Technical Challenges

There are still formidable technical and safety challenges to be overcome before gas-fueled trains could become common in line-haul service.

The joint report chronicles at least 13 small-scale experiments with natural gas-fueled locomotives since 1936, testing a variety of fuels (propane, compressed natural gas and liquefied natural gas) and ignition systems (spark ignition, low-pressure direct injection and high-pressure direct injection).

Burlington Northern, one of the forerunners of BNSF, showed the most interest, and tested various gas-fueled trains between 1983 and 1995. UPRR, locomotive manufacturers General Electric and Electro-Motive Diesel, as well as the U.S. Department of Energy, have also been involved in engine trials at various times over the last 30 years.

BNSF was still operating four small gas-fueled locomotives inherited from earlier experiments in switchyard service in the Los Angeles area when the report was written in 2007. The report observes: “High purity LNG is delivered to BNSF from a fuel supplier in Arizona by truck, and the locomotives are fueled directly from a truck beside the locomotive.”

But using gas-fueled locomotives in marshaling yards, called switchyards in the United States, is very different from long-distance line-haul.

Experimental results suggest the most efficient and cost-effective system for line-haul would be to use liquefied natural gas (because of its higher energy density) and high-pressure direct injection (because it makes the engine more energy efficient).

Previous trials produced mixed results about the technical efficiency and cost effectiveness of gas-fueled trains, a sense that the technology was tantalizingly close but not quite ready to be deployed.

There is no guarantee that the BNSF pilot program will be any more successful than its predecessors.
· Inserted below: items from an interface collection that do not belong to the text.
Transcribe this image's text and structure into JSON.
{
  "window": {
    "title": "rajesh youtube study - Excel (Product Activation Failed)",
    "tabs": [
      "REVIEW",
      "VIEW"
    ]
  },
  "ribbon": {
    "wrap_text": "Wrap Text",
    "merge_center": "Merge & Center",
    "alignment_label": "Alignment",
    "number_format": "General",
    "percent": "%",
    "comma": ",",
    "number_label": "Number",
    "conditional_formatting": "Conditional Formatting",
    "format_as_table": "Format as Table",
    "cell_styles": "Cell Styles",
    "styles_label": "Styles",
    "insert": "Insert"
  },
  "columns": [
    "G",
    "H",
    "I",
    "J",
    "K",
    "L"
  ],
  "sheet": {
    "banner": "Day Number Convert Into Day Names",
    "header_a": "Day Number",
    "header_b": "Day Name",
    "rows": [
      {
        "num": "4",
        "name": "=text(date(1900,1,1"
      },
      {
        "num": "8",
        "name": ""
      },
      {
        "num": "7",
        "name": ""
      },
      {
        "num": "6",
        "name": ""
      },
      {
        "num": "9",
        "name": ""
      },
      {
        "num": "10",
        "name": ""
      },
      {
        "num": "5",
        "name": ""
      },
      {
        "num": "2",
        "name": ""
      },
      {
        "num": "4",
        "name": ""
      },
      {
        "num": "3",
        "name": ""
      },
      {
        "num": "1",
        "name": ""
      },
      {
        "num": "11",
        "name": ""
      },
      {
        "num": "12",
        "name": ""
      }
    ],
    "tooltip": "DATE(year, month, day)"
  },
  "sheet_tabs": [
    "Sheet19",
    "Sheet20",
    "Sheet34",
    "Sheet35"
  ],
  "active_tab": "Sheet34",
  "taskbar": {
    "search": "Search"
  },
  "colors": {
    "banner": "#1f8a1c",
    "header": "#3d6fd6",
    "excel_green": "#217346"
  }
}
But the financial incentives to make it work have never been stronger. (Reuters)